    • Lexicalia
    • Medical branches
    • Text typologies
    • Bill Caraher (The New Archaeology of the Mediterranean World)

      Book Making Day: Picking the President

      Today is book making day, and, as anyone who has ever worked with The Digital Press at the University of North Dakota knows, this is my favorite day. Today, I’m going to put the finishing touches on Picking the President: Understanding the Electoral College, edited by Eric Burin

      It’s an exciting project for a number of reasons.

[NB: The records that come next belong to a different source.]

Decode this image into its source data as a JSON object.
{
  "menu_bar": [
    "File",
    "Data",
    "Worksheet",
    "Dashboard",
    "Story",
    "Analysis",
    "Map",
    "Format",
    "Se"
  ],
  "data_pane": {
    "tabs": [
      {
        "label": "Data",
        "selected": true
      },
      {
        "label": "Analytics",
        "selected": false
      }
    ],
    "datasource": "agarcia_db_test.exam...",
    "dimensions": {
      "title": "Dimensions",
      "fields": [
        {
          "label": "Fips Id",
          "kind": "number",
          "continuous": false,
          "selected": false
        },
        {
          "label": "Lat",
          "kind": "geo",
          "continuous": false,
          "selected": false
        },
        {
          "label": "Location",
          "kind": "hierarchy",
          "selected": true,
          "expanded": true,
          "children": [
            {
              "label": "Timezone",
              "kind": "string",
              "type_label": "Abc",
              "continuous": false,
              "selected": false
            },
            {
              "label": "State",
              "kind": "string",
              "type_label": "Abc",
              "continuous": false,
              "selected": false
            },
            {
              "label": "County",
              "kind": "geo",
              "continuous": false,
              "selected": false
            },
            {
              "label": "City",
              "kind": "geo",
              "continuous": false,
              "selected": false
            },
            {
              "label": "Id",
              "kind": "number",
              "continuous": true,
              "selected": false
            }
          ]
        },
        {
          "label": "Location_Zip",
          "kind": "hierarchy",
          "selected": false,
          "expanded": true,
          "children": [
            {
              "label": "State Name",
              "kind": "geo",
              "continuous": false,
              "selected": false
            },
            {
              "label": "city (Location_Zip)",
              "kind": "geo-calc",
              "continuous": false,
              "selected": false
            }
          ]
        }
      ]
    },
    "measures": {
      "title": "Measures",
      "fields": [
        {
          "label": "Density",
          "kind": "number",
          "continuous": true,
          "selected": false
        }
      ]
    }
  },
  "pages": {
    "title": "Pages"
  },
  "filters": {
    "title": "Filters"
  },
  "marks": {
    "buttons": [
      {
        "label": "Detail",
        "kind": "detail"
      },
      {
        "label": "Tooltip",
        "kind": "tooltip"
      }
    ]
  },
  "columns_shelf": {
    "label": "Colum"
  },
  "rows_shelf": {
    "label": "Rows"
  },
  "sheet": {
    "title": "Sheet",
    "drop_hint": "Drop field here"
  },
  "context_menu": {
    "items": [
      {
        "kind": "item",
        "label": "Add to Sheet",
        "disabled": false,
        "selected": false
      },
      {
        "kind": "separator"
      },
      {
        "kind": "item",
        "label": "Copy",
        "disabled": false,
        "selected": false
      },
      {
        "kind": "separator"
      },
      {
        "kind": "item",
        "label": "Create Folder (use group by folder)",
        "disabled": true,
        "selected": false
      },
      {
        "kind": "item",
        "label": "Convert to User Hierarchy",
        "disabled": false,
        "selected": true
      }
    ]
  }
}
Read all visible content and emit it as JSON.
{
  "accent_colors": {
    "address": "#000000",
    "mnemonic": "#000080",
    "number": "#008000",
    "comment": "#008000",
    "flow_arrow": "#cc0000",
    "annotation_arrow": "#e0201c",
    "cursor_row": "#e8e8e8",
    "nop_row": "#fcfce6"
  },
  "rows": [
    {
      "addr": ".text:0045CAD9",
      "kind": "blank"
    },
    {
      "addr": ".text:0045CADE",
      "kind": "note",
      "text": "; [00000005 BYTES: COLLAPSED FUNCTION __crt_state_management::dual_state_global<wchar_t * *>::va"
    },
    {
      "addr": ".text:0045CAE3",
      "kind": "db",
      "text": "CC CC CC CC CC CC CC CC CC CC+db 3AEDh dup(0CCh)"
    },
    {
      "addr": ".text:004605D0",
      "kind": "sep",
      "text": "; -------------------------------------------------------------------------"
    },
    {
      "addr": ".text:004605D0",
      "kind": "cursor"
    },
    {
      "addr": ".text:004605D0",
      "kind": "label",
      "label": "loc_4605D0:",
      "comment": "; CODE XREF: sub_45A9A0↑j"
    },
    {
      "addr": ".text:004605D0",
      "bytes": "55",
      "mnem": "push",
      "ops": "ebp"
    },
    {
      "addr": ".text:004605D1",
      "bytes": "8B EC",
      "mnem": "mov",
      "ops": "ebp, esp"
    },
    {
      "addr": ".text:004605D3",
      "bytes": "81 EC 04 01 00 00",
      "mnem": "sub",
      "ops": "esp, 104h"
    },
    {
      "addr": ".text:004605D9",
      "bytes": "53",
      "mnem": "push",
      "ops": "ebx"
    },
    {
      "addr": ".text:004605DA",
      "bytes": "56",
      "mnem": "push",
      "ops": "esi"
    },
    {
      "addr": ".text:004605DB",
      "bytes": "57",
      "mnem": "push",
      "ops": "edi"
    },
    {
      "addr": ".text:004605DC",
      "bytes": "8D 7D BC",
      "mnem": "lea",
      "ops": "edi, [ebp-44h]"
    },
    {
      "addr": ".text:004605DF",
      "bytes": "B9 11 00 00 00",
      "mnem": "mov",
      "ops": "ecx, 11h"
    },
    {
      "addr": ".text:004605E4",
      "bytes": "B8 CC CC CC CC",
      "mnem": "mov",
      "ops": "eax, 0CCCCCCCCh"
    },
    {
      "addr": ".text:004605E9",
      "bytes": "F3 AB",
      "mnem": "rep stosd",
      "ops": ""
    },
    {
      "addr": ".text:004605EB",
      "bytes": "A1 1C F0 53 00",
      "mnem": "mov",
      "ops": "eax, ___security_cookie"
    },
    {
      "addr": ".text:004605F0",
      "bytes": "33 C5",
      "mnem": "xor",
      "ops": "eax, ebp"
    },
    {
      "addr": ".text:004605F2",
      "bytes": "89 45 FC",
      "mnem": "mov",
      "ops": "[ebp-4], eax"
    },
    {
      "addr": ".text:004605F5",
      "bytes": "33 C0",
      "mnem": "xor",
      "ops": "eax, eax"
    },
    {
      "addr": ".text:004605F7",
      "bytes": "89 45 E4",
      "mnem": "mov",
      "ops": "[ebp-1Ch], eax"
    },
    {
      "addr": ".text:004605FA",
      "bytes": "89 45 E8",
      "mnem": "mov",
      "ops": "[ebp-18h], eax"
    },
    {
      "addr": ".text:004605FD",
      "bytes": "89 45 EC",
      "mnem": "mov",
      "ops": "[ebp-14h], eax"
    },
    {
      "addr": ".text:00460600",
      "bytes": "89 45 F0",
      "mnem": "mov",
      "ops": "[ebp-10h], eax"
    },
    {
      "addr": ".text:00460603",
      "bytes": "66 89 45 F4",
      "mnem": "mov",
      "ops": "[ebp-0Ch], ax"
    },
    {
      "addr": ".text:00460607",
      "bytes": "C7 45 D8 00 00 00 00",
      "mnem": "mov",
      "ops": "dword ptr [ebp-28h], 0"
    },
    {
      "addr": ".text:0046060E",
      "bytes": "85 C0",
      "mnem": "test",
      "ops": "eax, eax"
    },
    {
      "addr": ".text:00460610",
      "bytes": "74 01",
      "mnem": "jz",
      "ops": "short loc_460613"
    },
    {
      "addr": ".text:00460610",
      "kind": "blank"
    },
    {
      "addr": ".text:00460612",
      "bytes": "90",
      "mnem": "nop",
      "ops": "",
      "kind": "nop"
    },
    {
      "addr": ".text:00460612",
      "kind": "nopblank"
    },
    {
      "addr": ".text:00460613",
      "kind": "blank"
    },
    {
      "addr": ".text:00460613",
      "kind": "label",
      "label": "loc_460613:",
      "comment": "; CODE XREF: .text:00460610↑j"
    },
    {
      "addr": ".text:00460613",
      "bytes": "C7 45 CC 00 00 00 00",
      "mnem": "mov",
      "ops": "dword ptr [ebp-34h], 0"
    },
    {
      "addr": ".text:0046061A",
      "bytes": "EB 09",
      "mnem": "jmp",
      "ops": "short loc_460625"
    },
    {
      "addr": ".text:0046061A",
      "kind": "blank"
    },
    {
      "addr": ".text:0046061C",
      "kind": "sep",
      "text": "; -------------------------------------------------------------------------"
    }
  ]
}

First, it’s timely and is a good read! It brings together a nice combination of new works and previously published articles on the Electoral College. It is also well-balanced between UND contributors and contributors of national status, and I think the perspectives offered reflect a range of perspectives. I’m not sure the book is comprehensive, in terms of views on the Electoral College, but I think there is plenty of room for a reader to challenge the perspectives offered in the book and come to their own conclusions on its role in the American republic.

      I enjoyed working closely with a colleague in the Department of History to produce something that, with any luck, should offer both our department and the University of North Dakota some visibility at a time when the fate of higher education in the state is being actively debated. 

      Finally, and most importantly, this is the first time The Digital Press produced a “quick book.” That is a book length treatment of an issue of pressing and historic significance. Generally speaking conventional academic publishing is a slow process. Publishers queue books up for production and design, copy-editing, correspondence, printing, and distribution all take place on a carefully managed schedule of deadlines. The Digital Press is a very, very small and as a result, we have great flexibility. We also work so closely with our authors and contributors who almost all appreciated the pressing deadlines (particularly the editor of this book, Eric Burin) and got things done on time and to spec.

      So stay tuned! With any luck, this book will appear in the next 12 hours.

      Here’s a little sneak peek.


      Picking the President Jan 8 Draft


      Picking the President Jan 8 DraftTOC

      Picking the President Jan 8 DraftTOC2

      Picking the President Jan 8 DraftTOC3

      Picking the President Jan 8 WRC